With images and multimedia presentations there are a few things you’ll want to keep in mind for visitors with visual or hearing impairments.
- If you have an image that functions as a button, make sure to have text that is associated with the action.
- For all auditory information always have a visual option.
- Always provide captions or transcripts with all multimedia presentations such as videos and podcasts.
- All images, widgets, embedded media, plug-ins, and other such visual content should include clear titles and texts that also communicate the same message.
- Include a descriptive alt attribute on every image to describe what is occurring in the image, or at least communicate the message of the image in the text that surrounds it.
10. PDF Accessibility
PDFs have their own set of challenges when it comes to creating an accessible version for your website visitors. A few tips to keep your PDFs more accessible:
- Use a meaningful title on the PDF
- Include meta tags that describe what the PDF is about
- Include multiple languages of the PDF, especially if your audience is comprised of people who speak different languages
- Include alternative text in images on the PDF
- Include bookmarks on longer PDF documents
- Any tables within the document should have defined headers
- Image-only PDF's don't provide much value-include any images directly on your page with relevant alt text
Get a more in-depth look at creating accessible PDFs from the University of Ottawa.
If you use Adobe Acrobat Pro to create your PDFs, then you should have the ability to run each document through an accessibility checker and make them more accessible.
To run your PDF through an accessibility checker:
- When you have finished creating your PDF go to Tools > Accessibility.
- Click Full Check.
- Select how you want to view your results under Report Options.

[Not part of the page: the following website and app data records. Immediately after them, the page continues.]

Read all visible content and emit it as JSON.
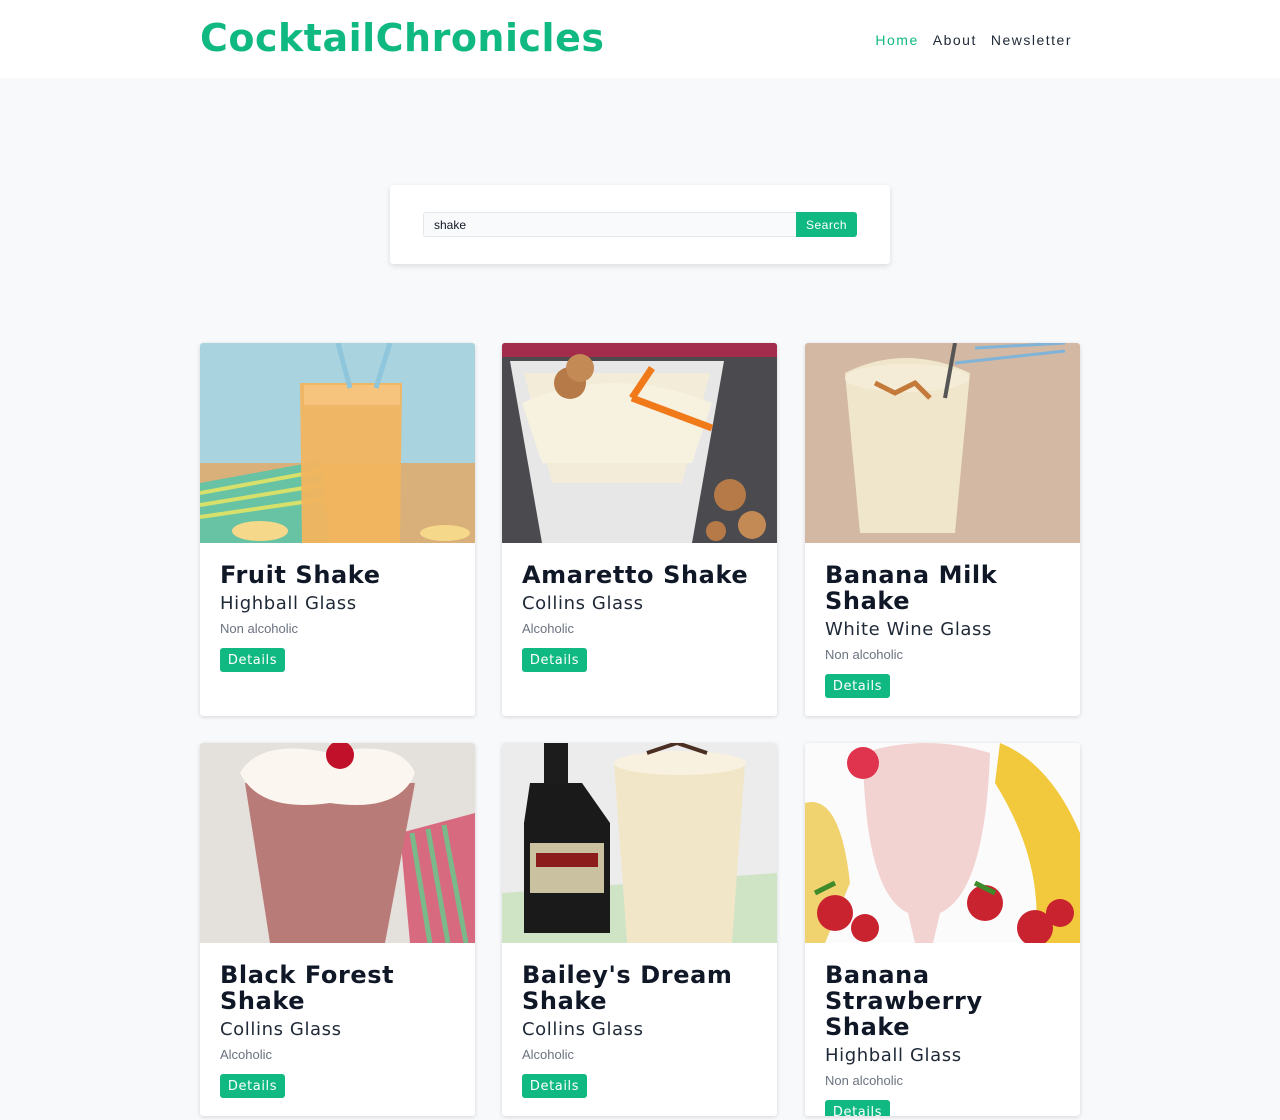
{
  "header": {
    "logo": "CocktailChronicles",
    "nav": [
      {
        "label": "Home",
        "active": true
      },
      {
        "label": "About",
        "active": false
      },
      {
        "label": "Newsletter",
        "active": false
      }
    ]
  },
  "search": {
    "value": "shake",
    "button_label": "Search"
  },
  "cards": [
    {
      "name": "Fruit Shake",
      "glass": "Highball Glass",
      "type": "Non alcoholic",
      "button": "Details"
    },
    {
      "name": "Amaretto Shake",
      "glass": "Collins Glass",
      "type": "Alcoholic",
      "button": "Details"
    },
    {
      "name": "Banana Milk Shake",
      "glass": "White Wine Glass",
      "type": "Non alcoholic",
      "button": "Details"
    },
    {
      "name": "Black Forest Shake",
      "glass": "Collins Glass",
      "type": "Alcoholic",
      "button": "Details"
    },
    {
      "name": "Bailey's Dream Shake",
      "glass": "Collins Glass",
      "type": "Alcoholic",
      "button": "Details"
    },
    {
      "name": "Banana Strawberry Shake",
      "glass": "Highball Glass",
      "type": "Non alcoholic",
      "button": "Details"
    }
  ],
  "colors": {
    "accent": "#10b981",
    "background": "#f8f9fb",
    "text": "#101828",
    "muted": "#6b7280"
  }
}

- Select at least one for the Checking Options.
- Click Start Checking.
To make your PDF more accessible with Adobe Acrobat Pro:

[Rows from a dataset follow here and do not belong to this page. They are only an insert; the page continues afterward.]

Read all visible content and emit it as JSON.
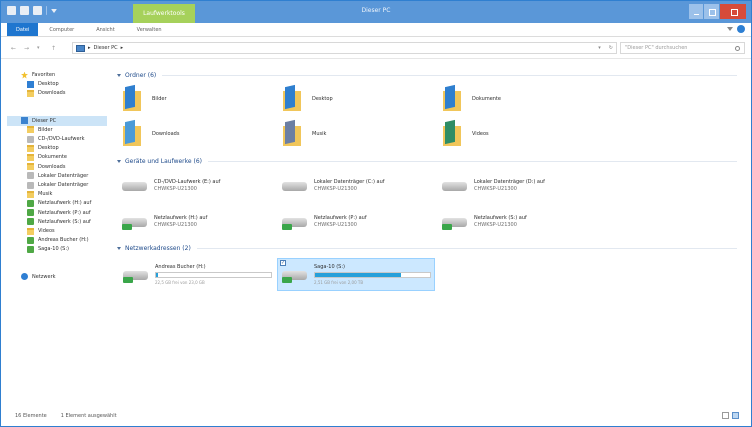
{
  "window": {
    "title": "Dieser PC",
    "context_tab": "Laufwerktools"
  },
  "ribbon": {
    "tabs": [
      "Datei",
      "Computer",
      "Ansicht",
      "Verwalten"
    ]
  },
  "address": {
    "path": [
      "Dieser PC"
    ],
    "search_placeholder": "\"Dieser PC\" durchsuchen"
  },
  "nav": {
    "favorites_label": "Favoriten",
    "favorites": [
      {
        "label": "Desktop",
        "icon": "desktop-icon"
      },
      {
        "label": "Downloads",
        "icon": "downloads-folder-icon"
      }
    ],
    "thispc_label": "Dieser PC",
    "thispc_items": [
      {
        "label": "Bilder",
        "icon": "folder-icon"
      },
      {
        "label": "CD-/DVD-Laufwerk",
        "icon": "drive-icon"
      },
      {
        "label": "Desktop",
        "icon": "folder-icon"
      },
      {
        "label": "Dokumente",
        "icon": "folder-icon"
      },
      {
        "label": "Downloads",
        "icon": "folder-icon"
      },
      {
        "label": "Lokaler Datenträger",
        "icon": "drive-icon"
      },
      {
        "label": "Lokaler Datenträger",
        "icon": "drive-icon"
      },
      {
        "label": "Musik",
        "icon": "folder-icon"
      },
      {
        "label": "Netzlaufwerk (H:) auf",
        "icon": "network-drive-icon"
      },
      {
        "label": "Netzlaufwerk (P:) auf",
        "icon": "network-drive-icon"
      },
      {
        "label": "Netzlaufwerk (S:) auf",
        "icon": "network-drive-icon"
      },
      {
        "label": "Videos",
        "icon": "folder-icon"
      },
      {
        "label": "Andreas Bucher (H:)",
        "icon": "network-drive-icon"
      },
      {
        "label": "Saga-10 (S:)",
        "icon": "network-drive-icon"
      }
    ],
    "network_label": "Netzwerk"
  },
  "content": {
    "folders_header": "Ordner (6)",
    "folders": [
      {
        "label": "Bilder",
        "kind": "pictures"
      },
      {
        "label": "Desktop",
        "kind": "desktop"
      },
      {
        "label": "Dokumente",
        "kind": "documents"
      },
      {
        "label": "Downloads",
        "kind": "downloads"
      },
      {
        "label": "Musik",
        "kind": "music"
      },
      {
        "label": "Videos",
        "kind": "videos"
      }
    ],
    "devices_header": "Geräte und Laufwerke (6)",
    "devices": [
      {
        "name": "CD-/DVD-Laufwerk (E:) auf",
        "host": "CHWKSP-U21300",
        "net": false
      },
      {
        "name": "Lokaler Datenträger (C:) auf",
        "host": "CHWKSP-U21300",
        "net": false
      },
      {
        "name": "Lokaler Datenträger (D:) auf",
        "host": "CHWKSP-U21300",
        "net": false
      },
      {
        "name": "Netzlaufwerk (H:) auf",
        "host": "CHWKSP-U21300",
        "net": true
      },
      {
        "name": "Netzlaufwerk (P:) auf",
        "host": "CHWKSP-U21300",
        "net": true
      },
      {
        "name": "Netzlaufwerk (S:) auf",
        "host": "CHWKSP-U21300",
        "net": true
      }
    ],
    "network_header": "Netzwerkadressen (2)",
    "locations": [
      {
        "name": "Andreas Bucher (H:)",
        "free": "22,5 GB frei von 23,0 GB",
        "fill": 0.02,
        "selected": false
      },
      {
        "name": "Saga-10 (S:)",
        "free": "2,51 GB frei von 2,00 TB",
        "fill": 0.75,
        "selected": true
      }
    ]
  },
  "status": {
    "count": "16 Elemente",
    "selection": "1 Element ausgewählt"
  }
}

- Go to Tools > Action Wizard.
- Click Make Accessible from the action list.
- Select the files that you want to make accessible. Select Add Files if there are any documents you want to make accessible in addition to the one that you already have open.

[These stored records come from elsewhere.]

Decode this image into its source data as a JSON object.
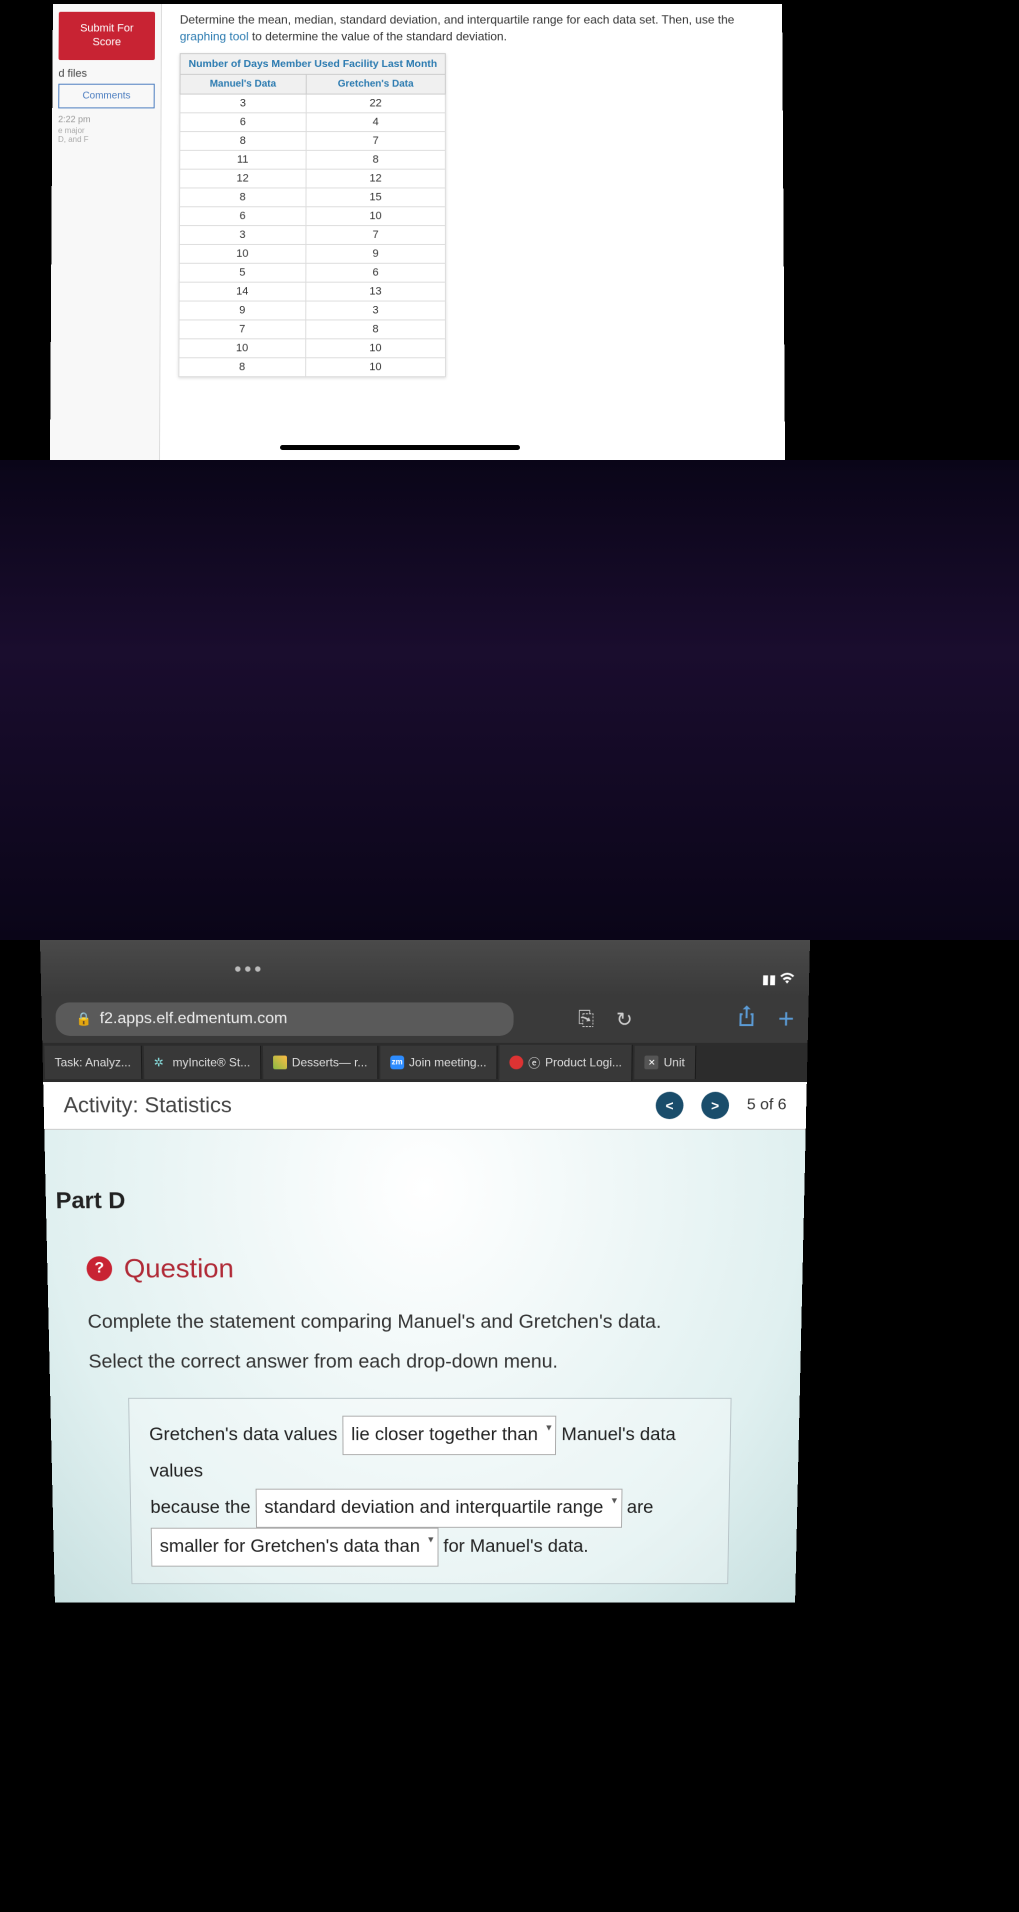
{
  "upper": {
    "submit_label": "Submit For Score",
    "d_files": "d files",
    "comments": "Comments",
    "time": "2:22 pm",
    "minor1": "e major",
    "minor2": "D, and F",
    "instruction_pre": "Determine the mean, median, standard deviation, and interquartile range for each data set. Then, use the ",
    "instruction_link": "graphing tool",
    "instruction_post": " to determine the value of the standard deviation.",
    "table_title": "Number of Days Member Used Facility Last Month",
    "col1": "Manuel's Data",
    "col2": "Gretchen's Data",
    "rows": [
      {
        "m": "3",
        "g": "22"
      },
      {
        "m": "6",
        "g": "4"
      },
      {
        "m": "8",
        "g": "7"
      },
      {
        "m": "11",
        "g": "8"
      },
      {
        "m": "12",
        "g": "12"
      },
      {
        "m": "8",
        "g": "15"
      },
      {
        "m": "6",
        "g": "10"
      },
      {
        "m": "3",
        "g": "7"
      },
      {
        "m": "10",
        "g": "9"
      },
      {
        "m": "5",
        "g": "6"
      },
      {
        "m": "14",
        "g": "13"
      },
      {
        "m": "9",
        "g": "3"
      },
      {
        "m": "7",
        "g": "8"
      },
      {
        "m": "10",
        "g": "10"
      },
      {
        "m": "8",
        "g": "10"
      }
    ]
  },
  "ipad": {
    "url": "f2.apps.elf.edmentum.com",
    "tabs": [
      {
        "label": "Task: Analyz..."
      },
      {
        "label": "myIncite® St..."
      },
      {
        "label": "Desserts— r..."
      },
      {
        "label": "Join meeting..."
      },
      {
        "label": "Product Logi..."
      },
      {
        "label": "Unit"
      }
    ],
    "activity": "Activity: Statistics",
    "page_pos": "5 of 6",
    "part": "Part D",
    "question_label": "Question",
    "q_line1": "Complete the statement comparing Manuel's and Gretchen's data.",
    "q_line2": "Select the correct answer from each drop-down menu.",
    "ans_pre1": "Gretchen's data values ",
    "dd1": "lie closer together than",
    "ans_post1": " Manuel's data values",
    "ans_pre2": "because the ",
    "dd2": "standard deviation and interquartile range",
    "ans_post2": " are",
    "dd3": "smaller for Gretchen's data than",
    "ans_post3": " for Manuel's data."
  }
}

- Click Start.
- Follow the prompts that the software gives you.
For a more in-depth look at making your PDFs accessible with Adobe Acrobat Pro, visit helpx.adobe.com.
11. Testing Website
Once you have your website set up, you can test it to see how accessible it is by running it through the following programs:
- Functional Accessibility Evaluator 1.1 (University of Illinois at Urbana-Champaign): http://fae.cita.illinois.edu/
- WAVE - Web Accessibility Evaluation Tool: http://wave.webaim.org/
- List of Web Accessibility Evaluation Tools: http://www.w3.org/WAI/ER/tools/complete
Updating Your Website
If you just need to make a few simple updates to your website like a new page here or an extra paragraph there then remember these tips to keep your website as accessible as possible:
1. Font Type: Font choices that are easier for the visually impaired to distinguish are Times New Roman, Ariel, and Tahoma.
2. Font Size: Try to keep all text on your website no smaller than 14 pt font.
3. Color: Keep a solid colored background and make sure the font color contrasts well with the background color so the text is easily distinguishable.
4. Brightness: Any visitor to your website should be able to adjust the contrast, brightness, and color.
5. Headings: Make sure all of your headings are clear and make sense if read by a screen reader.
6. Images and Multimedia: Include alt attributes in your images, and include captions or transcripts for any videos or podcasts you choose to display.
If you found this information helpful but would like more in-depth instructions for making your website as accessible as possible, then visit the Northwest ADA Center for more tips to Accessible-ize Your Website.
How does this work?
Is this a good fit for me?
Read our frequently asked questions to see if a Smartly Done website is a good fit for you!